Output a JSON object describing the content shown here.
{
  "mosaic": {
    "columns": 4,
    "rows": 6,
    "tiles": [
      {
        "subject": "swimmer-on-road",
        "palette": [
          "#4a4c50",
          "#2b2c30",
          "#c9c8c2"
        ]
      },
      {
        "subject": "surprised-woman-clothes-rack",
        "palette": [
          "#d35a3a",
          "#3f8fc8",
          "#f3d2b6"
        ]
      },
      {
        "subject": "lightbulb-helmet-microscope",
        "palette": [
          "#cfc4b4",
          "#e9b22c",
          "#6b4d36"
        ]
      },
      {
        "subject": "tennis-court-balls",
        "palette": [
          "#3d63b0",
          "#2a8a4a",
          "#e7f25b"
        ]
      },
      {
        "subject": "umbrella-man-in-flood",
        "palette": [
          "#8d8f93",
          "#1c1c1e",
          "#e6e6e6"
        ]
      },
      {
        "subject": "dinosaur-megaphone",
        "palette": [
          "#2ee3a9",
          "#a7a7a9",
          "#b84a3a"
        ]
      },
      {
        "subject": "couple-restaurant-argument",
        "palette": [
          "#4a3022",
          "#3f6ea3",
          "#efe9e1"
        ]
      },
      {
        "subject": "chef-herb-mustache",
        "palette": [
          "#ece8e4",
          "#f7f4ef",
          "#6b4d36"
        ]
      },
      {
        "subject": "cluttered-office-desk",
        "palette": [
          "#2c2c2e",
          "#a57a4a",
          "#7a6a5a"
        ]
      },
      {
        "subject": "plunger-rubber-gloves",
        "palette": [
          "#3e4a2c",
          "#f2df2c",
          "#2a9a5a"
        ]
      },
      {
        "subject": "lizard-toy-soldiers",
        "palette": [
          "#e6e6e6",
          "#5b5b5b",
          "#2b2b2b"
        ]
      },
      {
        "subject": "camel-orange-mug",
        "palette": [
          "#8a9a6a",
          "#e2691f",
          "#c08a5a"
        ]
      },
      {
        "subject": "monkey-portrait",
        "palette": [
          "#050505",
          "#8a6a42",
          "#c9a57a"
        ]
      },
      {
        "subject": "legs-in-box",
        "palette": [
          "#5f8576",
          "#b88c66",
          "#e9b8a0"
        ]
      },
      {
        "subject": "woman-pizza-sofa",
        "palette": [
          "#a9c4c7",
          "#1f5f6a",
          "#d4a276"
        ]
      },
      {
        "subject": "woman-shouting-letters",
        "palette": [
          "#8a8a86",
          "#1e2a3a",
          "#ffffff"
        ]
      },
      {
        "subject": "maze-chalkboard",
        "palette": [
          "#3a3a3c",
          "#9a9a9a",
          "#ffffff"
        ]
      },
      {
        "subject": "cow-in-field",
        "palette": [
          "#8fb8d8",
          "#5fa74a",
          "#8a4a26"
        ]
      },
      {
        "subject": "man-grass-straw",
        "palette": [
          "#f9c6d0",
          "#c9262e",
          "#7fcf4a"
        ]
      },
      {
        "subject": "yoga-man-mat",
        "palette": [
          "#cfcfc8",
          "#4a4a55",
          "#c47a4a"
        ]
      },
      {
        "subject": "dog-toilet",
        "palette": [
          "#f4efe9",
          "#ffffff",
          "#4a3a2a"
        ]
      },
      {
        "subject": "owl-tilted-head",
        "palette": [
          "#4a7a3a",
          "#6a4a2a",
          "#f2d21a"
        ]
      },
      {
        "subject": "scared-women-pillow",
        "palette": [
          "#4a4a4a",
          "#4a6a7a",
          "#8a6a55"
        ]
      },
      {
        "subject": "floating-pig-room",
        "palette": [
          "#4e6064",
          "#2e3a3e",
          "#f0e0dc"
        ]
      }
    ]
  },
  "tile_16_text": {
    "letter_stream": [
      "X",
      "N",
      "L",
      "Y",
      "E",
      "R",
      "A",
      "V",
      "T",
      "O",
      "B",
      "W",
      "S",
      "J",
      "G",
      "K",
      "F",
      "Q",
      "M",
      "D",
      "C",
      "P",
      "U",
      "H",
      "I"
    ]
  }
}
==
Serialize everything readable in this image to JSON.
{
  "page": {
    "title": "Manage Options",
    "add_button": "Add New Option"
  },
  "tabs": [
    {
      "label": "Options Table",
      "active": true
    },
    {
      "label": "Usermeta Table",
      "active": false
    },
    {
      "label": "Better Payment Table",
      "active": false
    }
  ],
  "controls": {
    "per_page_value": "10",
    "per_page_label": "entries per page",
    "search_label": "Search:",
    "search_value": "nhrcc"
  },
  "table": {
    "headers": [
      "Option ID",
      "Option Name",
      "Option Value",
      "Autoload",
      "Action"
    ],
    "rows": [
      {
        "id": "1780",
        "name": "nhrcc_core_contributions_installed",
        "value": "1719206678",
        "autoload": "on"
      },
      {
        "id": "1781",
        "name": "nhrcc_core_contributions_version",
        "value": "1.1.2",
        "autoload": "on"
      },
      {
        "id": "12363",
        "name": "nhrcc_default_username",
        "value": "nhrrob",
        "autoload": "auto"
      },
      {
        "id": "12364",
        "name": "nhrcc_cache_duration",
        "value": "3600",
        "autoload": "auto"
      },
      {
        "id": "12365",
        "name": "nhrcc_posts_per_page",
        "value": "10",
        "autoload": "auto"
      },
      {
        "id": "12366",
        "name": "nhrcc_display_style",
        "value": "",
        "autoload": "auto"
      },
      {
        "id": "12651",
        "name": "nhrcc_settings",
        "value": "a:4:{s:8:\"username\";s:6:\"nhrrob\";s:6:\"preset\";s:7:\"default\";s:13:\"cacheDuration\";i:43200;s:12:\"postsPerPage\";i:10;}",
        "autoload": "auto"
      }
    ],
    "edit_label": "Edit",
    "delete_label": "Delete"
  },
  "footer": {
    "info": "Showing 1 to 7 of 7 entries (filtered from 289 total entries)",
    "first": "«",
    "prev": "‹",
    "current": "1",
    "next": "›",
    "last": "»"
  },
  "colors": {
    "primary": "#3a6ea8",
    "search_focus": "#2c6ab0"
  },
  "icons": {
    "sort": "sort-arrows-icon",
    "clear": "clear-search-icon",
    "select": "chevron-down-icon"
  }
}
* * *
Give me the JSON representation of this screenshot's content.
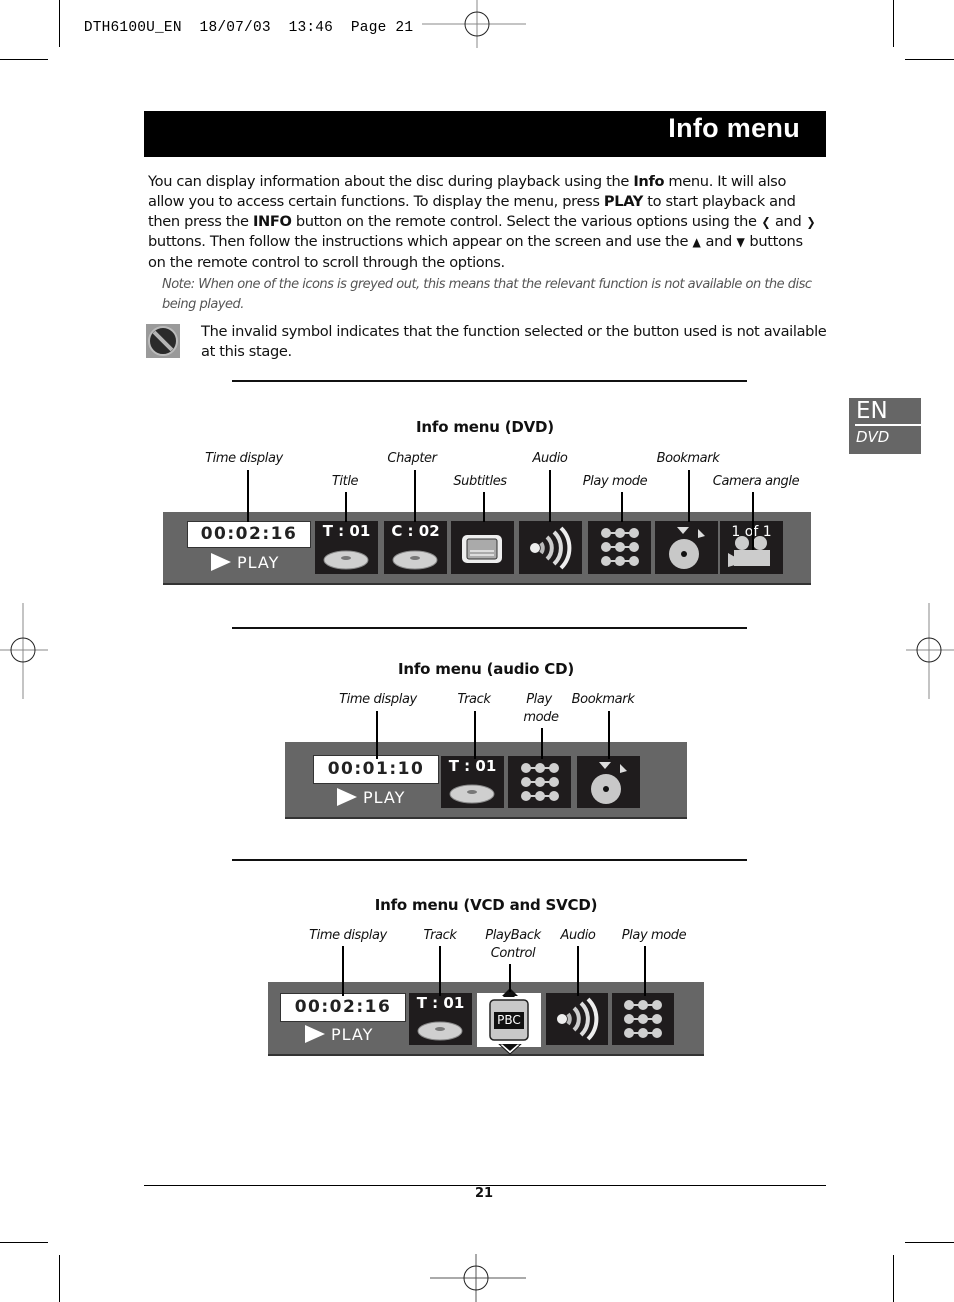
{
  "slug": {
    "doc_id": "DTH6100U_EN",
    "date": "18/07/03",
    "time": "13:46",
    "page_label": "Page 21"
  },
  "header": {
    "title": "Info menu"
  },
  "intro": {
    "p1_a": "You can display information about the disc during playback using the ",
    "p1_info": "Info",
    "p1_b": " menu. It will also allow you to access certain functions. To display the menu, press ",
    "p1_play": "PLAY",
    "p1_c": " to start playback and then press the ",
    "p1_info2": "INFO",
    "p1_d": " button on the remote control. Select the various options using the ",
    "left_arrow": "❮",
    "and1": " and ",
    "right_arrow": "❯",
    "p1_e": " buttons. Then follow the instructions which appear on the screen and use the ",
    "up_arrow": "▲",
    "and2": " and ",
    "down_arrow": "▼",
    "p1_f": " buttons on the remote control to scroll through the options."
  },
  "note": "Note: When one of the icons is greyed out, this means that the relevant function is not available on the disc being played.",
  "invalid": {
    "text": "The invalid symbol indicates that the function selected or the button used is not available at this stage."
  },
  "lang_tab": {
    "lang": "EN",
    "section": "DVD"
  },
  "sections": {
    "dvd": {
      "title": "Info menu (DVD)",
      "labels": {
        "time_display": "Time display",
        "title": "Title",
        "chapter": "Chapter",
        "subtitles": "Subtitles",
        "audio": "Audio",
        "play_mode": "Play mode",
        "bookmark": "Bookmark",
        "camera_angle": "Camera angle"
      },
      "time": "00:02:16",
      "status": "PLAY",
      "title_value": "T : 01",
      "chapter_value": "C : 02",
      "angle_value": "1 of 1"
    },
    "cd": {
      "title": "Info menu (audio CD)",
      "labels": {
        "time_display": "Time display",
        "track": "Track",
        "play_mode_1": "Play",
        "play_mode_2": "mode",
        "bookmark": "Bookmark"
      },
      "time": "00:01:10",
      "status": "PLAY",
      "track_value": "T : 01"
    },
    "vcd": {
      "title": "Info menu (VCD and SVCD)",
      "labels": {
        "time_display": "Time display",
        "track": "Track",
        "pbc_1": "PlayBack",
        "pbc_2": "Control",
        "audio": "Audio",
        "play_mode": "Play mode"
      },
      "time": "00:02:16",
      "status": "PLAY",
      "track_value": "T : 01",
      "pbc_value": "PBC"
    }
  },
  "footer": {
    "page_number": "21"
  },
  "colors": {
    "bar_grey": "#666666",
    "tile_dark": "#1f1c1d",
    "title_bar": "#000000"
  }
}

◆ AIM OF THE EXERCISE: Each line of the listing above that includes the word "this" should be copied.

◆ FINISHED TASK:
Serialize everything readable in this image to JSON.
Give me the JSON representation of this screenshot's content.
  "note": "Note: When one of the icons is greyed out, this means that the relevant function is not available on the disc being played.",
    "text": "The invalid symbol indicates that the function selected or the button used is not available at this stage."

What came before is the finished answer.